Sputnik-2 rocket

The rocket for Sputnik-2

To help maintain proper temperature in the dog cabin, the transfer cone, which connected the satellite with the rocket, was thoroughly polished, additional thermal blanket were added and copper panels were installed on the telemetry boxes. To maximize scientific payload of Sputnik-2, some flight control equipment was removed from the rocket. For the same purpose, the flight profile was modified to ensure maximum use of onboard propellant.

THE MISSION

Sputnik

Preparing for flight

"All traditions developed in rocket technology were thrown out (during work on the second satellite)," wrote Boris Chertok, deputy to Sergei Korolev. "The second satellite was created without preliminary design, or any kind of design." According to Chertok's memoirs, most elements of the spacecraft were manufactured from sketches, while engineers moved into production facilities to assist workers on site. (62) Only three elements of the satellite had been built with the use of blueprints. Both, a mockup and a flight version of the satellite had been built in parallel.

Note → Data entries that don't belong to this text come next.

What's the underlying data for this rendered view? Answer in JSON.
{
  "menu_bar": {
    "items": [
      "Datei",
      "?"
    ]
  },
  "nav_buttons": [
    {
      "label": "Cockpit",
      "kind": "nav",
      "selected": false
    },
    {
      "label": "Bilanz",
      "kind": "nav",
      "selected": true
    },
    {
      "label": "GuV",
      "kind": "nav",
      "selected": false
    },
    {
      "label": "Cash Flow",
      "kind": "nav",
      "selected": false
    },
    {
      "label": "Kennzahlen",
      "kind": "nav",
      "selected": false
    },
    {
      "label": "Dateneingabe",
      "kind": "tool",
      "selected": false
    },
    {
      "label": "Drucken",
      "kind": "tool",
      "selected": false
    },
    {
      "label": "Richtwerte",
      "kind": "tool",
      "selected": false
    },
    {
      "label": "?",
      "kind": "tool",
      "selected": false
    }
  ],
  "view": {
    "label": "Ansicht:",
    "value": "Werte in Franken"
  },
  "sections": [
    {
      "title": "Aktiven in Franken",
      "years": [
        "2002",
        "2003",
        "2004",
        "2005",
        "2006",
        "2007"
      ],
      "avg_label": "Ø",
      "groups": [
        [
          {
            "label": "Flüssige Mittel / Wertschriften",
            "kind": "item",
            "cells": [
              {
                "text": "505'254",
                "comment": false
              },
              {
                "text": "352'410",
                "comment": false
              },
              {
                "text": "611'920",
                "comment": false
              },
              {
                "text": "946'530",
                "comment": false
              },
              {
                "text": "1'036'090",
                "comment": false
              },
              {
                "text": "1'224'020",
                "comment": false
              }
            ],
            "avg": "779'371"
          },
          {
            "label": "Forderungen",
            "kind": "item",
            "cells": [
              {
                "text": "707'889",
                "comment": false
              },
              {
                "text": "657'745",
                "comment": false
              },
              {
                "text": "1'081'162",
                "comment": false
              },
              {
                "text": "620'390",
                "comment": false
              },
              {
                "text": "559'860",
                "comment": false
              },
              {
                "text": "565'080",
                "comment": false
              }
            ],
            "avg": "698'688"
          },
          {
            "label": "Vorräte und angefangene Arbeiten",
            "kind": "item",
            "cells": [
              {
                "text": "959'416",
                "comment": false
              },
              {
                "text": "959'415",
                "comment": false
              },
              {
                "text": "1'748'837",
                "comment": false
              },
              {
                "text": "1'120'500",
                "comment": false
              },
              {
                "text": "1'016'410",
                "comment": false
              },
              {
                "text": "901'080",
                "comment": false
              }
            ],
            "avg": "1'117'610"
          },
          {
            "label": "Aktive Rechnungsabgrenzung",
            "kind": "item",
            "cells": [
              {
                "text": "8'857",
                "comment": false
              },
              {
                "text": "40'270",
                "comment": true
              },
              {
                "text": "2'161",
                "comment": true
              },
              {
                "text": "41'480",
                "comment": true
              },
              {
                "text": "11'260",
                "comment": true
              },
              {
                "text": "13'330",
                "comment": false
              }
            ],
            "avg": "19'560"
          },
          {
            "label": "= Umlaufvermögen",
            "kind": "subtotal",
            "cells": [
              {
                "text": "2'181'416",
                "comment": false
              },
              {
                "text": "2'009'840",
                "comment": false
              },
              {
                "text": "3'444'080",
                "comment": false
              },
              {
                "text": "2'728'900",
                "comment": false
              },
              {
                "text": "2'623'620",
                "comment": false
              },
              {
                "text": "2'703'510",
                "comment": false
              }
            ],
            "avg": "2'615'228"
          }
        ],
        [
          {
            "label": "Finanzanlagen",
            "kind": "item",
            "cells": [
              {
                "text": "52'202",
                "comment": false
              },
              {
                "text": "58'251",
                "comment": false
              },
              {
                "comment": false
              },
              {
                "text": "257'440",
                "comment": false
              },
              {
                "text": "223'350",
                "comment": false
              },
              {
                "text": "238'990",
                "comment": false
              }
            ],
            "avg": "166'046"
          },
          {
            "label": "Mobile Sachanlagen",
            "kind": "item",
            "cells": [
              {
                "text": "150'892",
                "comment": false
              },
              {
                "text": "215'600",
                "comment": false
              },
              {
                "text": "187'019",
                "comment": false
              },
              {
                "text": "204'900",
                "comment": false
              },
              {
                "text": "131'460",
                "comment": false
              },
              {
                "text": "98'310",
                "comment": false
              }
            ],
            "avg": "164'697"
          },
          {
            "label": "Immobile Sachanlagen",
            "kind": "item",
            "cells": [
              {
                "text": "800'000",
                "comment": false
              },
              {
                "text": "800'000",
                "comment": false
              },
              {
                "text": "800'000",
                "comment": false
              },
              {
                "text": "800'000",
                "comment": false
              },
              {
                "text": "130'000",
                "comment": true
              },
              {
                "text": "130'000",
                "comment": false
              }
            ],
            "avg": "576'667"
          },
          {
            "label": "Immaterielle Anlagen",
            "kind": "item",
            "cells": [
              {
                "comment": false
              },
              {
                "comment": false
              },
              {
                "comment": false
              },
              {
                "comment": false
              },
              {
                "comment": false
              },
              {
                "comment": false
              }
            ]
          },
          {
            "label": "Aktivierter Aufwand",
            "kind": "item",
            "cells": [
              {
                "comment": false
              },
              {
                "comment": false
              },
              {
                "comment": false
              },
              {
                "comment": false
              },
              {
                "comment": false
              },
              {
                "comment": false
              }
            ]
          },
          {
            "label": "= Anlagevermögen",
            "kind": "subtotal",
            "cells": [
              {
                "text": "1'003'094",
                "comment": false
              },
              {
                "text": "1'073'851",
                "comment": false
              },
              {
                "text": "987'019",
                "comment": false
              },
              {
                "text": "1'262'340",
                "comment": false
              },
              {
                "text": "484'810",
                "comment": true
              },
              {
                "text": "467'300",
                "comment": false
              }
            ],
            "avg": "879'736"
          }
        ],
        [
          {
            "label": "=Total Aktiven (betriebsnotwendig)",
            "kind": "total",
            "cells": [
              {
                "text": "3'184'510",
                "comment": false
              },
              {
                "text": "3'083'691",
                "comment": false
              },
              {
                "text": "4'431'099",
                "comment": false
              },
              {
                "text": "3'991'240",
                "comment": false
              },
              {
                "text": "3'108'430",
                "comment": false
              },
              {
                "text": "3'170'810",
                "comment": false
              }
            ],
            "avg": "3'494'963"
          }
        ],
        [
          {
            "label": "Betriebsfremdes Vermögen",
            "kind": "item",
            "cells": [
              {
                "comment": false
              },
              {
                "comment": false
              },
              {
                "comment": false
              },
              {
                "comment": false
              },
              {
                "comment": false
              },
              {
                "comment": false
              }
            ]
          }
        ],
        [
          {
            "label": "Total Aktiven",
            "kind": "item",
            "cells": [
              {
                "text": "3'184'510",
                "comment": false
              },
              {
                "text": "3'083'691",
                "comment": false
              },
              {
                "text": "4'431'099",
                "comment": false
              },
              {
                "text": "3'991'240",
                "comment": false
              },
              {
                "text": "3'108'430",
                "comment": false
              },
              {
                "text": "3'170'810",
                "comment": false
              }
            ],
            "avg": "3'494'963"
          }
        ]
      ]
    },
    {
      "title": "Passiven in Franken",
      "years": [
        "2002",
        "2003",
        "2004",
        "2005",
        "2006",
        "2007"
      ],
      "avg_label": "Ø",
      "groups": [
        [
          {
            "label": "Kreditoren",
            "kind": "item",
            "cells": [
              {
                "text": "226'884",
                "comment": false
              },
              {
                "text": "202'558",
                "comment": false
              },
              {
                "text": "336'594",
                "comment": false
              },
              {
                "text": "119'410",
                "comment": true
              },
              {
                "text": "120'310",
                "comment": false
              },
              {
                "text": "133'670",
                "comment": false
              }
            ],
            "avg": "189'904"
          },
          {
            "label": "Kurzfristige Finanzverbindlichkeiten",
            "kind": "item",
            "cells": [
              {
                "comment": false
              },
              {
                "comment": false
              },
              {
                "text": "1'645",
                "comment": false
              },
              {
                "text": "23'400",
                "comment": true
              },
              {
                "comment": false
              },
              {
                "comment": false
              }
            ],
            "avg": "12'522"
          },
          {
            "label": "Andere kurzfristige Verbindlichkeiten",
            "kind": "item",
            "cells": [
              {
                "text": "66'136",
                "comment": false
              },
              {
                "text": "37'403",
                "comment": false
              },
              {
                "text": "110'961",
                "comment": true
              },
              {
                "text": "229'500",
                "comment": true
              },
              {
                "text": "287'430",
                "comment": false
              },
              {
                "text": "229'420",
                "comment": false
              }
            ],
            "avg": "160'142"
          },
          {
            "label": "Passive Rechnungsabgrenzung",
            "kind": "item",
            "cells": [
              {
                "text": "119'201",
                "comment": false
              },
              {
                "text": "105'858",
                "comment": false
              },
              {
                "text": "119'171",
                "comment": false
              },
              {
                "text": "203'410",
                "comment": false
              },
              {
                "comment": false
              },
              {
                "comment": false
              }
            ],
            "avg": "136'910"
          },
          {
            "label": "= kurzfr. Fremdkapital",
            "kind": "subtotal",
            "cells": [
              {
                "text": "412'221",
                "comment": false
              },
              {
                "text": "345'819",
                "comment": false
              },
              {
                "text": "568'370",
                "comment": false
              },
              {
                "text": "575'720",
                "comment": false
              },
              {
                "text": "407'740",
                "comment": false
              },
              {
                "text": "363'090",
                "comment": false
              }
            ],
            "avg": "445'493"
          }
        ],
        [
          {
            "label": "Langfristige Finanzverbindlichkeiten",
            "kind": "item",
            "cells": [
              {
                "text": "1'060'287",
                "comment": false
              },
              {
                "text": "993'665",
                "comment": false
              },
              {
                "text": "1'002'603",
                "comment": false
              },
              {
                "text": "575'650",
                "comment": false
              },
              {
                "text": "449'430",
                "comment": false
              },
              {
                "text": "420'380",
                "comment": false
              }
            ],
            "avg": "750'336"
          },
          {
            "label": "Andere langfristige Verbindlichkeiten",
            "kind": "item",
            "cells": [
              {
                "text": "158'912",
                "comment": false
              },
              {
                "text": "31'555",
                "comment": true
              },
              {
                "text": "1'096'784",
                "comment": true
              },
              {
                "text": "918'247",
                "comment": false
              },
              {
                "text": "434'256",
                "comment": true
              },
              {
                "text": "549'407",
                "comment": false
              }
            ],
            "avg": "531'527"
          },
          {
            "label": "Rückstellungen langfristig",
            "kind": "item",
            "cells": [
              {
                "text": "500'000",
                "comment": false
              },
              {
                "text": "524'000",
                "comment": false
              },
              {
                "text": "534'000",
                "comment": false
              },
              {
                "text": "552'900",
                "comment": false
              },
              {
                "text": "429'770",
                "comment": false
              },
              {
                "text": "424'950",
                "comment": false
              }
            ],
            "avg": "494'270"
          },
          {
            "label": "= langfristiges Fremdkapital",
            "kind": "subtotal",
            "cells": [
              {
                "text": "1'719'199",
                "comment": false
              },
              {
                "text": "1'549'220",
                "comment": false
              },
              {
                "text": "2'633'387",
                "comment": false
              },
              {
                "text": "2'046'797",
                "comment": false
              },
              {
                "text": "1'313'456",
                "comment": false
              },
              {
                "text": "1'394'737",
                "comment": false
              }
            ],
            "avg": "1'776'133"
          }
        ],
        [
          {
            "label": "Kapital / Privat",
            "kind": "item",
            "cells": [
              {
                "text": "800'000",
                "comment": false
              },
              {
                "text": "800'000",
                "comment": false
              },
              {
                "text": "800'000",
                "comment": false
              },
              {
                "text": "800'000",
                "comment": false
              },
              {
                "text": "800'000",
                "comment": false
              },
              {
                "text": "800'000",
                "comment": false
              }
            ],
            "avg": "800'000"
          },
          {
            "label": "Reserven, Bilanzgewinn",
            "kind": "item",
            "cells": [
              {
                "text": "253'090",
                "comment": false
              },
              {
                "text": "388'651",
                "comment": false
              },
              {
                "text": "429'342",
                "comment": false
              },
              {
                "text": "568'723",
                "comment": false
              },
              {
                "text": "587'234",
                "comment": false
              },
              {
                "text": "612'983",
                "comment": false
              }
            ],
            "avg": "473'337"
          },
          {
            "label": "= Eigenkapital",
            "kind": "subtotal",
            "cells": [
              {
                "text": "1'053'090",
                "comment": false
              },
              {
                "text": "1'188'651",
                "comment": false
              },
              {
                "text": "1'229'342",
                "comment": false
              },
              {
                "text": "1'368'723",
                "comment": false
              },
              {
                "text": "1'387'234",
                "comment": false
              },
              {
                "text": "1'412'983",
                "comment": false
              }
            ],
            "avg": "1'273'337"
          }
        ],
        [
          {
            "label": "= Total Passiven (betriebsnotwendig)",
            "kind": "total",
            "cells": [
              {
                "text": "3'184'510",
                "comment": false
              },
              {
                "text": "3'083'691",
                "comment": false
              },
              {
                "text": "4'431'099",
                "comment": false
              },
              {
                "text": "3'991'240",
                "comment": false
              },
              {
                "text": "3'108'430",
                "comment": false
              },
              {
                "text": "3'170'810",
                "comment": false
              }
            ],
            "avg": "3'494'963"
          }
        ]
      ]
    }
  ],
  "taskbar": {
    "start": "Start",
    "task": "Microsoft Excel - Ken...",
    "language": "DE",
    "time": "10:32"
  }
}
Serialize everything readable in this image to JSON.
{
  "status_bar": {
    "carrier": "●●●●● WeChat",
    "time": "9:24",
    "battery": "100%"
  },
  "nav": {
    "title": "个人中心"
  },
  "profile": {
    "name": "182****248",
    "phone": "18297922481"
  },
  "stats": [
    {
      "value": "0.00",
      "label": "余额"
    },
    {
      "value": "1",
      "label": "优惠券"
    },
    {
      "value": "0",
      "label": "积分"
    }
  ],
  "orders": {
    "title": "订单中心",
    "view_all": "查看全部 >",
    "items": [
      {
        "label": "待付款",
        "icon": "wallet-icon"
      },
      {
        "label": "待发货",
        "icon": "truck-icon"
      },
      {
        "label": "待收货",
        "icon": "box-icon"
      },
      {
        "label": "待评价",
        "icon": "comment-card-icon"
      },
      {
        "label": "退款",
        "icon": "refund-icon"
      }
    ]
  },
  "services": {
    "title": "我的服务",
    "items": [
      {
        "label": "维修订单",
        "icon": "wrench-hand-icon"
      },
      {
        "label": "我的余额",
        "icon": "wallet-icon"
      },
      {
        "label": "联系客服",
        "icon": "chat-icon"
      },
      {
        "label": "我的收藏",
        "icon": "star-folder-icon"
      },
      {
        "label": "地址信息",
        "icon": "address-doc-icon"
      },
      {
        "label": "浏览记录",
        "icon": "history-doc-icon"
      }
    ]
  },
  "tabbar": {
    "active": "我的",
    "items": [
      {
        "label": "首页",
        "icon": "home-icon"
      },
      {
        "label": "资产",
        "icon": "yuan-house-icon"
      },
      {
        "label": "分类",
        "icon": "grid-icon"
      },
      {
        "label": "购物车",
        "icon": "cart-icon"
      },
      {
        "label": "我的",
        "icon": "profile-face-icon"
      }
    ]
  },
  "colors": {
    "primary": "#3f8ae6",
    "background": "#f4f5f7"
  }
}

Sputnik mission

The mission

The launch vehicle carrying the second Soviet satellite with dog Laika onboard lifted off at dawn on Nov. 3, 1957. As telemetry later revealed Laika's heart was beating 260 cycles per minute, or three times higher than normal during the ride to orbit. Frequency of her breath also rose 4-5 times above usual. Overall, however, the dog survived the launch unscathed. Russian sources revealed that although probably terrified Laika survived in orbit for four days and then died when the cabin overheated. According to other sources, the severe overheating and the death of the dog occurred five-six hours after Sputnik-2 had reached orbit.

Sputnik-2 aftermath

The aftermath

The news about the Soviet satellite carrying a dog was stunning enough to trigger an analysis by the US Central Intelligence Agency, CIA. A resulting memorandum entitled "SPUTNIK II, With or Without Dog?" was issued on March 17, 1958. It stated that although "available evidence does not permit a positive determination that this satellite in fact did carry an animal," the agency officials "believe that SPUTNIK II did carry a live dog."

LAIKA: HISTORY AND A LEGEND
 

Myths and reality about Laika's mission at a glance:

The story goes... In reality...
The Soviet leader Nikita Khrushchev imposed the Sputnik-2 mission onto Korolev, who resisted and warned of a failure. (261) More likely, Korolev was happy to use Khrushchev's enthusiasm for Sputniks, to accelerate his own plans for exploring space, particularly putting man into orbit. He used a myth about "Khrushchev's order" to intimidate his subordinates to work harder. (87) An old trick employed by managers worldwide.
Sputnik-2 was developed in less than a month. (261) Not really. Critical hardware, such as dog's cabin and equipment container was available by the time the decision to launch was made. Also, the USSR had extensive prior experience flying dogs on ballistic missiles. Preliminary plans to orbit a dog were apparently drafted at least a year in advance. (229)
Sputnik-2 was equipped with a TV camera, which transmitted images of Laika in orbit. Most post-Cold War sources agree that there was no TV camera onboard Sputnik-2 and published images of the dog in orbit were obtained during later missions.
Sputnik-2 failed to separate from its rocket. Not true. From the outset, Sputnik-2 was designed to remain attached to the 2nd stage of the rocket.
Laika was put to sleep at the end of the mission. (50) Not true. Although plans to put Laika to sleep had been reported, in the actual flight, the dog died from overheating of her cabin several hours or several days after Sputnik-2 had reached orbit. There were no hardware or provisions onboard the satellite designed to put the animal to sleep.